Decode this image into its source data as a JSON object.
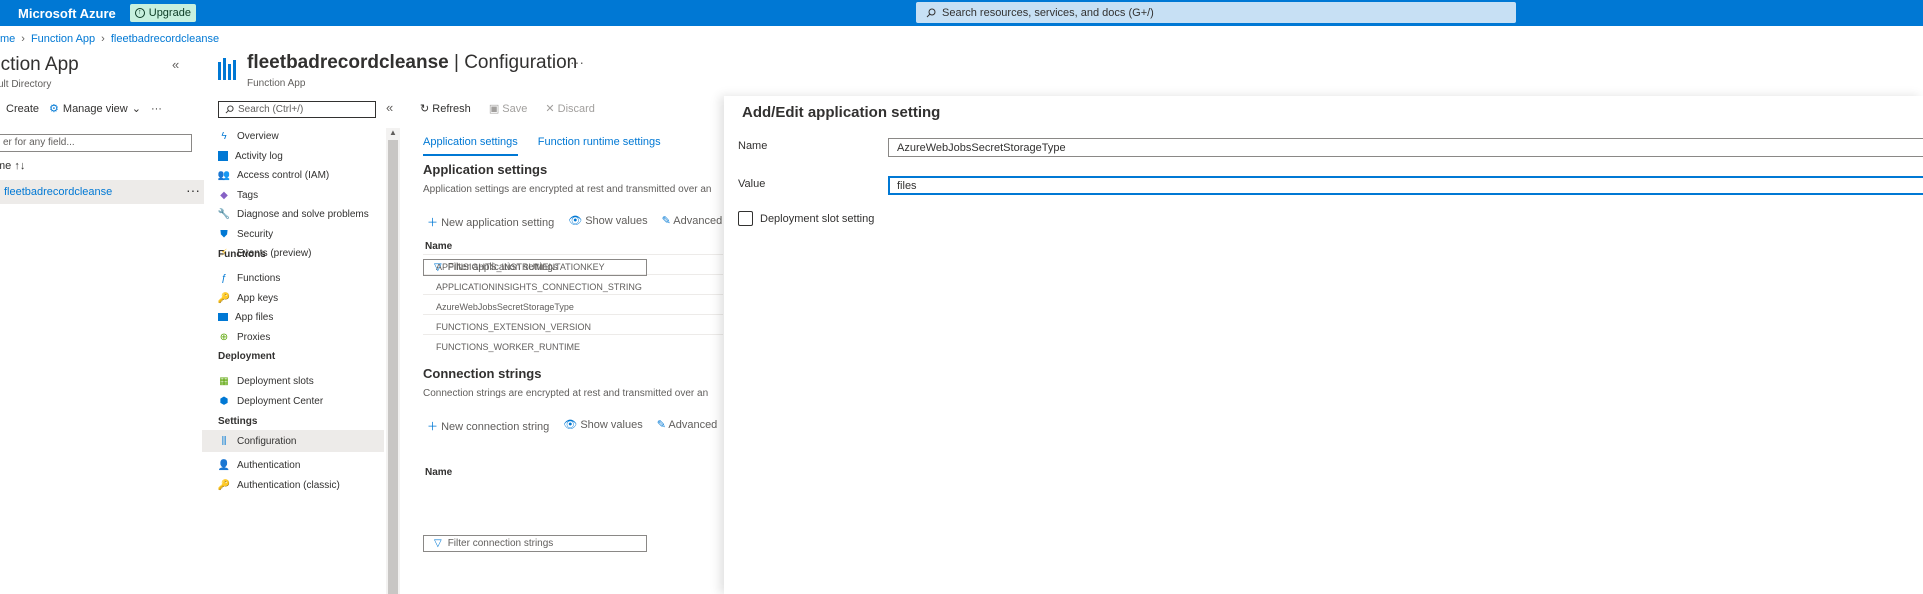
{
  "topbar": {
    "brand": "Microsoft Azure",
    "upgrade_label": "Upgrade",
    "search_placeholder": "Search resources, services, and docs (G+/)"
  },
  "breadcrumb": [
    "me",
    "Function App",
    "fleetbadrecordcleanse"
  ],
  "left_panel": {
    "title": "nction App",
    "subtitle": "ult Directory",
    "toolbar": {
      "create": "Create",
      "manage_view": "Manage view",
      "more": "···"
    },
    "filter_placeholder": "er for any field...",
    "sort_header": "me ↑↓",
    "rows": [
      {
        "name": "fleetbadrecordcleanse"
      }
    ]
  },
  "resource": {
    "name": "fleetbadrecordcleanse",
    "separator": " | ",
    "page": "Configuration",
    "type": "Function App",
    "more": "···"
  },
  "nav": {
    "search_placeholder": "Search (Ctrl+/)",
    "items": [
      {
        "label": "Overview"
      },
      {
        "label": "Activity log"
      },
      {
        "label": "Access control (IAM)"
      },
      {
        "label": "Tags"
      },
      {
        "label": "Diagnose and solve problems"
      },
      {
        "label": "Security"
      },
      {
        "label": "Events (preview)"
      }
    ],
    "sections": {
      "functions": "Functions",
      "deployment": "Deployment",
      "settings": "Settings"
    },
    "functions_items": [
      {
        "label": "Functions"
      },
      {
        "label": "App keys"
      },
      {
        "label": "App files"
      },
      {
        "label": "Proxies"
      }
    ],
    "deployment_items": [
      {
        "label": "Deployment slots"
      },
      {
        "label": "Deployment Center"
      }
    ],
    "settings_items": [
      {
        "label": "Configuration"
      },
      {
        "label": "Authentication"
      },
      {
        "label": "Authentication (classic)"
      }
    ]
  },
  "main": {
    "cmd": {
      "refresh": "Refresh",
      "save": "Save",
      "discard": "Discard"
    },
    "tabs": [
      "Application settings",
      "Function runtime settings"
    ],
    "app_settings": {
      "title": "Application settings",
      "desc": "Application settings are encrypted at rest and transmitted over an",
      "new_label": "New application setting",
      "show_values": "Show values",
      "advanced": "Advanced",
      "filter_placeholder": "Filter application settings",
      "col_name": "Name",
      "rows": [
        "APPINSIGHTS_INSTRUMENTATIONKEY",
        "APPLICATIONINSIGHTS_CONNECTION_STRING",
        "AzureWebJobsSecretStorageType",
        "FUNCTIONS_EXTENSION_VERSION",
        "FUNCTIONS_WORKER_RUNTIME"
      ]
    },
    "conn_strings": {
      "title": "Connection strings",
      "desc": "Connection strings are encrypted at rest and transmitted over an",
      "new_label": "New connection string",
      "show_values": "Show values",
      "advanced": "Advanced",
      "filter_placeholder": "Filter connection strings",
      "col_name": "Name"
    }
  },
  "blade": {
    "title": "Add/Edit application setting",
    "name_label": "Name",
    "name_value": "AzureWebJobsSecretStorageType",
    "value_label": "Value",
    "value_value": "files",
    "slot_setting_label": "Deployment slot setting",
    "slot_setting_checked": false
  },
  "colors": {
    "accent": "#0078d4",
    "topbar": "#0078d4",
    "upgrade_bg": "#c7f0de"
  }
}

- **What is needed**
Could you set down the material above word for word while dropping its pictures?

- **Result**
Decode this image into its source data as a JSON object.
{
  "topbar": {
    "brand": "Microsoft Azure",
    "upgrade_label": "Upgrade",
    "search_placeholder": "Search resources, services, and docs (G+/)"
  },
  "breadcrumb": [
    "me",
    "Function App",
    "fleetbadrecordcleanse"
  ],
  "left_panel": {
    "title": "nction App",
    "subtitle": "ult Directory",
    "toolbar": {
      "create": "Create",
      "manage_view": "Manage view",
      "more": "···"
    },
    "filter_placeholder": "er for any field...",
    "sort_header": "me ↑↓",
    "rows": [
      {
        "name": "fleetbadrecordcleanse"
      }
    ]
  },
  "resource": {
    "name": "fleetbadrecordcleanse",
    "separator": " | ",
    "page": "Configuration",
    "type": "Function App",
    "more": "···"
  },
  "nav": {
    "search_placeholder": "Search (Ctrl+/)",
    "items": [
      {
        "label": "Overview"
      },
      {
        "label": "Activity log"
      },
      {
        "label": "Access control (IAM)"
      },
      {
        "label": "Tags"
      },
      {
        "label": "Diagnose and solve problems"
      },
      {
        "label": "Security"
      },
      {
        "label": "Events (preview)"
      }
    ],
    "sections": {
      "functions": "Functions",
      "deployment": "Deployment",
      "settings": "Settings"
    },
    "functions_items": [
      {
        "label": "Functions"
      },
      {
        "label": "App keys"
      },
      {
        "label": "App files"
      },
      {
        "label": "Proxies"
      }
    ],
    "deployment_items": [
      {
        "label": "Deployment slots"
      },
      {
        "label": "Deployment Center"
      }
    ],
    "settings_items": [
      {
        "label": "Configuration"
      },
      {
        "label": "Authentication"
      },
      {
        "label": "Authentication (classic)"
      }
    ]
  },
  "main": {
    "cmd": {
      "refresh": "Refresh",
      "save": "Save",
      "discard": "Discard"
    },
    "tabs": [
      "Application settings",
      "Function runtime settings"
    ],
    "app_settings": {
      "title": "Application settings",
      "desc": "Application settings are encrypted at rest and transmitted over an",
      "new_label": "New application setting",
      "show_values": "Show values",
      "advanced": "Advanced",
      "filter_placeholder": "Filter application settings",
      "col_name": "Name",
      "rows": [
        "APPINSIGHTS_INSTRUMENTATIONKEY",
        "APPLICATIONINSIGHTS_CONNECTION_STRING",
        "AzureWebJobsSecretStorageType",
        "FUNCTIONS_EXTENSION_VERSION",
        "FUNCTIONS_WORKER_RUNTIME"
      ]
    },
    "conn_strings": {
      "title": "Connection strings",
      "desc": "Connection strings are encrypted at rest and transmitted over an",
      "new_label": "New connection string",
      "show_values": "Show values",
      "advanced": "Advanced",
      "filter_placeholder": "Filter connection strings",
      "col_name": "Name"
    }
  },
  "blade": {
    "title": "Add/Edit application setting",
    "name_label": "Name",
    "name_value": "AzureWebJobsSecretStorageType",
    "value_label": "Value",
    "value_value": "files",
    "slot_setting_label": "Deployment slot setting",
    "slot_setting_checked": false
  },
  "colors": {
    "accent": "#0078d4",
    "topbar": "#0078d4",
    "upgrade_bg": "#c7f0de"
  }
}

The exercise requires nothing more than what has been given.